It was thoughtful of her, and I immediately checked out and devoured Michael Connelly’s latest thriller. I do read, or at least start, many books a week. But often it feels like a vast wasteland. Which is why it is such a delight to be thoroughly seduced by an unexpected gem of a novel. Innocents and Others, by Dana Spiotta at first seems like a book of disparate rather odd stories. But slowly the stories intermingle, build on each other and change their meaning. Together they weave a meditation on how we communicate or fail to, how we experience visually, audibly. It’s a truly engaging, thoughtful, and intricate tapestry.
Here are a few excerpts, chosen pretty much at random:
This from a very overweight character: ” “Oh, it’s marvelous,’ he says. ‘An elaborate murder by immurement, by being walled in. You see? I am not exactly suffocating, but being slowly immured behind a wall built of flesh. Brick by brick, until I am obliterated. Do you know how many stories and fairy tales concern immurement? Or being buried alive? It is the most elementary of fears.’ ”
“He trusted her and she trusted him, and when she hung up the phone she felt so loved. But then all at once her life–her real life, her harsh, real life–was all around her. She looked down at her hand holding the phone, at her legs in her robe, at her notebook full of notes about her phone conversations. She squinted up at her apartment, and imagined how she looked to anyone else. She tired to tell herself it might be okay, but the gap was so big. It made her gasp.”
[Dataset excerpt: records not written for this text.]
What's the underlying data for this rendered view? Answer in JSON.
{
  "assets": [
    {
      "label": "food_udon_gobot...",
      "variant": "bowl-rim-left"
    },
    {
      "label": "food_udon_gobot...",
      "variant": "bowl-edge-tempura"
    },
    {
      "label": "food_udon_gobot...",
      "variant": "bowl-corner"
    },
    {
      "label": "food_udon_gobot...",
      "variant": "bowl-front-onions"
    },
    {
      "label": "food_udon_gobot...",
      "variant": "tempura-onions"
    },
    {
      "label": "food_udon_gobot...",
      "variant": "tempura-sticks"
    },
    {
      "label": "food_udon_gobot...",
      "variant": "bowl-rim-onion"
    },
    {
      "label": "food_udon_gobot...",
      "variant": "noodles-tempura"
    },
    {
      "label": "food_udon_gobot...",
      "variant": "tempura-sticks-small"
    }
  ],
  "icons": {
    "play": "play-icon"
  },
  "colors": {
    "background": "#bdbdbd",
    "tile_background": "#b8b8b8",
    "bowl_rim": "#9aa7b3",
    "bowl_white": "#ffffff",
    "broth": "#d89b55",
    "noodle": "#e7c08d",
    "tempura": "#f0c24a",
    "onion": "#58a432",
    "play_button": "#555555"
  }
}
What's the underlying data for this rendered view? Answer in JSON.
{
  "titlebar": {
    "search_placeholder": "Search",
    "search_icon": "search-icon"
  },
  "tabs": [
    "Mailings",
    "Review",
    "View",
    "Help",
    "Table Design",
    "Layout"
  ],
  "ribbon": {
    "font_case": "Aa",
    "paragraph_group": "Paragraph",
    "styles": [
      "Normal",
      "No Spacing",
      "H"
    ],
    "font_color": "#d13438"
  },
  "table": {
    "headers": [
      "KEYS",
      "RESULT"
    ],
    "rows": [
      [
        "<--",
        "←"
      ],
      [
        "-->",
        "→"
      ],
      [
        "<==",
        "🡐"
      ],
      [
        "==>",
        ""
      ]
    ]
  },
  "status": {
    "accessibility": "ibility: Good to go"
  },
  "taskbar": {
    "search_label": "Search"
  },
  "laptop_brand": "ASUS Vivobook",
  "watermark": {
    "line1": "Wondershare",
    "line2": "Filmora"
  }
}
“Usually I did what Meadow liked and I was better for it, I think. She wanted to challenge the very idea of what films were or could be….But I was different… I didn’t want to challenge in dramatic formal ways. I watched a bad sitcom, and I thought, what would make this good? What would make this really funny?…I wanted seduction, not challenge, or maybe I wanted to smuggle challenge in a little, not subvert the whole form.”